[Start of section]

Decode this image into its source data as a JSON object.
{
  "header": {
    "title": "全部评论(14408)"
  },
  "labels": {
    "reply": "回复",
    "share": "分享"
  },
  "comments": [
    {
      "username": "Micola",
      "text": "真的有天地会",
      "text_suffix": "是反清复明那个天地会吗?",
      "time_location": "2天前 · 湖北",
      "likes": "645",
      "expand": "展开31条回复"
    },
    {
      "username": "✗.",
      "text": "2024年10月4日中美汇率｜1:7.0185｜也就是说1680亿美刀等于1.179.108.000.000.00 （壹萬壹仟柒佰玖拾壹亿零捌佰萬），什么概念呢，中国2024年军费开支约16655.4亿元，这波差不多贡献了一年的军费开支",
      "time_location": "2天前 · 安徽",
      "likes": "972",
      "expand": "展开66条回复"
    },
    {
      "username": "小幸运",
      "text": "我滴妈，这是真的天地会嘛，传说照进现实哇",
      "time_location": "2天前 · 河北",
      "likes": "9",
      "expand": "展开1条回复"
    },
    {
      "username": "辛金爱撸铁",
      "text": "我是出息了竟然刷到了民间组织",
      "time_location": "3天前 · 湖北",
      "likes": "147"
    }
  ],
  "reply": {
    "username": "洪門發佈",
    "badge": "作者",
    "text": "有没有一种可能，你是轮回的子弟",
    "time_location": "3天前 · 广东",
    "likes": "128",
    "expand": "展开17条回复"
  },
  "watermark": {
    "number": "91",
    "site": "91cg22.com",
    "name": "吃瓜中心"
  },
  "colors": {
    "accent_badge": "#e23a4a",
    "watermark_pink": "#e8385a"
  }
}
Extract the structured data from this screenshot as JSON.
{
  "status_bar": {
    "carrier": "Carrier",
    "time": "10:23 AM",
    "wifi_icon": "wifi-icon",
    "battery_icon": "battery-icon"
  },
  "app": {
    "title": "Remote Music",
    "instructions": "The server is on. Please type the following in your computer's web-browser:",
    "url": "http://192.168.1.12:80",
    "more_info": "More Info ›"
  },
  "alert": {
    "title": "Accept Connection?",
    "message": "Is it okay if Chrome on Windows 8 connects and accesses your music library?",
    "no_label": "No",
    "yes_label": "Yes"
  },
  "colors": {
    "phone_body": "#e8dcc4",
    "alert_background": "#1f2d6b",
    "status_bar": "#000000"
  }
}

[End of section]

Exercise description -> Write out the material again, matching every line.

Answer to the problem ->
Decode this image into its source data as a JSON object.
{
  "header": {
    "title": "全部评论(14408)"
  },
  "labels": {
    "reply": "回复",
    "share": "分享"
  },
  "comments": [
    {
      "username": "Micola",
      "text": "真的有天地会",
      "text_suffix": "是反清复明那个天地会吗?",
      "time_location": "2天前 · 湖北",
      "likes": "645",
      "expand": "展开31条回复"
    },
    {
      "username": "✗.",
      "text": "2024年10月4日中美汇率｜1:7.0185｜也就是说1680亿美刀等于1.179.108.000.000.00 （壹萬壹仟柒佰玖拾壹亿零捌佰萬），什么概念呢，中国2024年军费开支约16655.4亿元，这波差不多贡献了一年的军费开支",
      "time_location": "2天前 · 安徽",
      "likes": "972",
      "expand": "展开66条回复"
    },
    {
      "username": "小幸运",
      "text": "我滴妈，这是真的天地会嘛，传说照进现实哇",
      "time_location": "2天前 · 河北",
      "likes": "9",
      "expand": "展开1条回复"
    },
    {
      "username": "辛金爱撸铁",
      "text": "我是出息了竟然刷到了民间组织",
      "time_location": "3天前 · 湖北",
      "likes": "147"
    }
  ],
  "reply": {
    "username": "洪門發佈",
    "badge": "作者",
    "text": "有没有一种可能，你是轮回的子弟",
    "time_location": "3天前 · 广东",
    "likes": "128",
    "expand": "展开17条回复"
  },
  "watermark": {
    "number": "91",
    "site": "91cg22.com",
    "name": "吃瓜中心"
  },
  "colors": {
    "accent_badge": "#e23a4a",
    "watermark_pink": "#e8385a"
  }
}
Extract the structured data from this screenshot as JSON.
{
  "status_bar": {
    "carrier": "Carrier",
    "time": "10:23 AM",
    "wifi_icon": "wifi-icon",
    "battery_icon": "battery-icon"
  },
  "app": {
    "title": "Remote Music",
    "instructions": "The server is on. Please type the following in your computer's web-browser:",
    "url": "http://192.168.1.12:80",
    "more_info": "More Info ›"
  },
  "alert": {
    "title": "Accept Connection?",
    "message": "Is it okay if Chrome on Windows 8 connects and accesses your music library?",
    "no_label": "No",
    "yes_label": "Yes"
  },
  "colors": {
    "phone_body": "#e8dcc4",
    "alert_background": "#1f2d6b",
    "status_bar": "#000000"
  }
}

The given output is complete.